Wednesday was yet another day of boxing fun and folly. There may be more colorful sports on the day of the actual competition. But there is none better than boxing during the run-up. These guys could make a turtle race sound like a Super Bowl.
Some of it was legitimate, even charming.
Viktor Postol of Ukraine, who will fight Terence Crawford of Omaha for the unified World Boxing Organization (WBO) / World Boxing Council (WBC)140-pound title here Saturday night at the MGM Grand Garden Arena, greeted reporters with the news that he was a new father, as of Tuesday.
“Twin boys,” he said, beaming.
Then, in the middle of the media session, his phone rang and soon everybody was looking, via Facetime, at a weary and smiling mom. There was Olga Postol, telling her husband from Ukraine, that the anesthesia was just starting to wear off.
He was quickly asked the usual sportswriter cliché question of whether or not this would affect him in any way in the ring Saturday night.
“It maybe gives me extra energy,” Postol said, “but I’m just happy that everybody (Olga and new sons Lukian and Timofey) is healthy. All I have to do now is win.”

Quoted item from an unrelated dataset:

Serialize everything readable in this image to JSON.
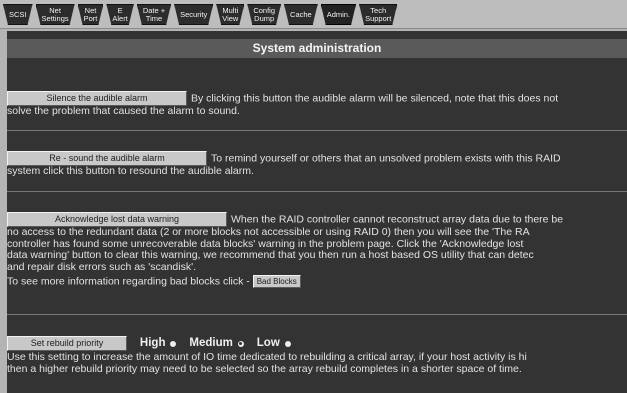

Postol’s trainer, the famed Freddie Roach, weighed in on things by saying he measured his own confidence in his fighters by his willingness to make a bet on them. He said he would do that at the Sports Book on Postol.
“Odds against him are 6-1,” Roach said. “That’s outrageous.”
Crawford started his media session by assuring everybody he hated all interviews. Then he spent half an hour charming a room full of interviewers.
He has built a gym in North Omaha, and said he did that because, as a youngster, the closest one for him to use was downtown.
“I’d ride my bike down there,” he said, “and then, when I was done working out, I was too little and too tired — and it was too far — to ride it back home. So coaches drove me home.
“I work out in my gym now, but not at any set time. When I get there, the kids are just kind of fooling around. But when I start to work, they look at me and then they start to get to work. I need to be a role model. Kids need somebody to give them hope, to tell them they have some talent and some skills.”
He was quizzed about who taught him to switch, so effectively and often in mid-fight, from an orthodox right-handed fighting stance to a lefty approach.
“I taught myself,” he said. “The first time I did it in training, my coach yelled at me. Then I did it again and he yelled at me again. Then we got into fights and I did it and he yelled at me, but it worked and he saw that. Pretty soon, he said we need to work that into our training sessions.”
But it was left to the master of all boxing ceremonies, Top Rank Promotions Chief Executive Bob Arum, to top it all, as he always does. Wednesday of big fight week is also always final news conference day. Which means Arum has a podium and an audience. Only God knows what will ensue.
It always starts fairly innocently, with introductions of hotel officials and HBO officials and other boxing dignitaries. You always think, about halfway through, that this time has a chance to be normal, maybe even boring.
But no. Never.
Bob Bennett, executive director of the Nevada Athletic Commission and one of several on the dais as sort of official window dressing, unknowingly gave Arum the little nudge he needed. Bennett spoke of good things going on in the sports he and his organization sanction and regulate and he made the serious mistake of tossing in mixed martial arts with boxing. His said both sports are now cooperating with drug testing programs.
Bennett yielded the microphone back to Arum, the volume turned up and lights on the soapbox got brighter. MMA is the most direct competitor that boxing has and Arum likes the sport like a five-year-old likes spinach. He said that drug testing was nice but not all that necessary because boxers don’t generally cheat. But as for MMA, “They aren’t concerned with drug testing. Why should they be? Their results come out after the fights. By then, everybody has their money.”
Then, with David Copperfield sleight of segue, he made it political.
“I’ll give you a little (New Jersey governor) Chris Christie here,” he said, gesturing above the audience like someone about to multiply bread and fishes: “Here. MMA. Guilty.”
He quickly made sure that everyone understood that his anger for Donald Trump supporter Christie was Christie’s Tuesday night convention speech attack against Arum’s longtime favorite, Hillary Clinton.
Arum was followed to the microphone by the president of the WBO, a Puerto Rican lawyer named Francisco Valcarcel, who said what many were thinking: “You are my hero, Bob Arum. If I say what you say, I am in prison.”
But in this state of Nevada, in this country of free speech, there was no holding back Arum. He ended the program with one last shot at Trump and the Republicans, referencing their decision to have MMA president Dana White speak at their national convention.
“Here we have this great intellectual analyst,” Arum said, sarcasm dripping, “opining on the state of our country.”
The proceedings wound down with more assurances that this would be a great fight and would certainly be worth HBO’s $49.95 pay-per-view price.